Death and the False Comfort of Faith

Philippe <span class=Image via Wikipedia
It has been less than 48 hours since my grandmother died, and I know full well that this is not enough time to give me much perspective. I write this more in the hopes that it will be cathartic and that it may provide me with something to which I can later return when I have more perspective. Coming to terms with the death of a loved one is a gradual process, and one which I am merely beginning.

Our collective inability to deal with death in industrialized Western cultures is a central component in many psychological theories and is widely considered to be one of the factors maintaining the cultural importance of religious belief. We are so uncomfortable with the reality of our mortality that we resort to a variety of mental gymnastics to keep this reality at bay. These range from subtle psychological defenses to the actual conjuration of supernatural entities on which we impose human characteristics.

I have to say that I understand the appeal of telling myself that my grandmother is "in a better place" even though I know this is false. There is no better place unless one wants to argue that nonexistence is somehow superior to existence. But if I could somehow make myself believe this falsehood, I see how it might make me feel better, at least temporarily. Of course, so would a variety of substances that I no longer ingest, so that is a pretty weak case.

I also understand how my grandmother's strong Christian faith helped to comfort her, at least initially, as she came to terms with her impending death. Wait a second, you say, aren't such beliefs supposed to bring peace right up to the moment of death? Aren't we always hearing about atheists finding (only the Christian) god on their deathbeds? Sadly, my grandmother showed me that this is just another convenient fiction manufactured by Christians as a way of avoiding the reality of death.

You see, this devout Christian woman who had been "blessed" with good health and a sharp mind well into her 90s died slowly, gasping for air as her lungs gradually filled with fluid and her heart failed. Those with her as she died told me that she was conscience, terrified, and repeatedly called on her god to help her. This went on for more than a week. Evidently, her god had better things to do.

My mother was there at the bedside to witness this torturous experience. It was what she wanted, but she was clearly traumatized by the experience. It was frustrating that the doctors would give my grandmother just enough morphine to make it possible for her to breathe but not enough to do anything about the pain. As ridiculous at it sounds, they were worried it might kill her. Remind me to eat a gun well before it gets to that point.

Contrary to what our culture insists, death is not a pretty experience. Only a tiny minority die peacefully in their sleep in familiar surroundings. I had hoped that my grandmother would be one, but her destiny lay with most of the rest of us: prolonged agony.

How then, can Christians praise a god who lets this happen to so many? It must be that the comfort of the "better place" delusion outweighs the reality of the suffering. But this is only a guess on my part. In truth, I have no idea how anyone could find such a god anything but worthy of contempt and disgust.

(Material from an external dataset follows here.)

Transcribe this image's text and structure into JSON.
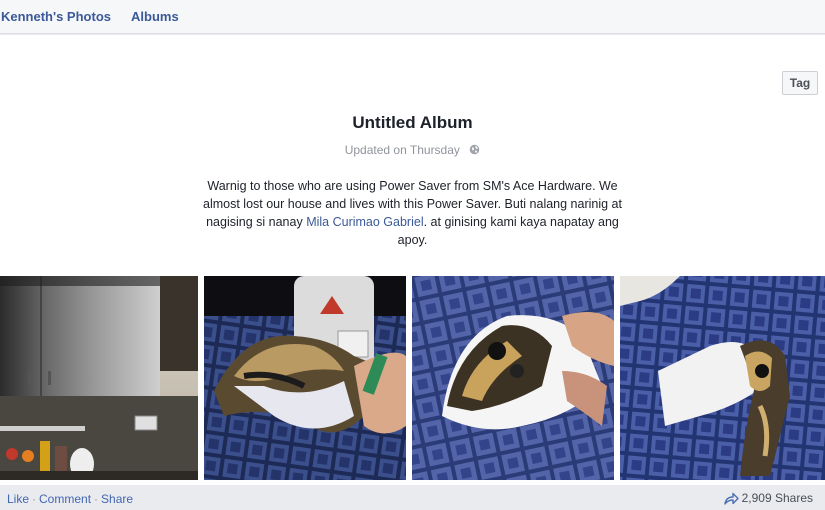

I'll tell you one thing - since the Christian god doesn't seem to give a damn about how much suffering we humans must endure, we had better figure out how to legalize assisted suicide and make it more accessible. Nobody deserves to go out this way, and they shouldn't have to.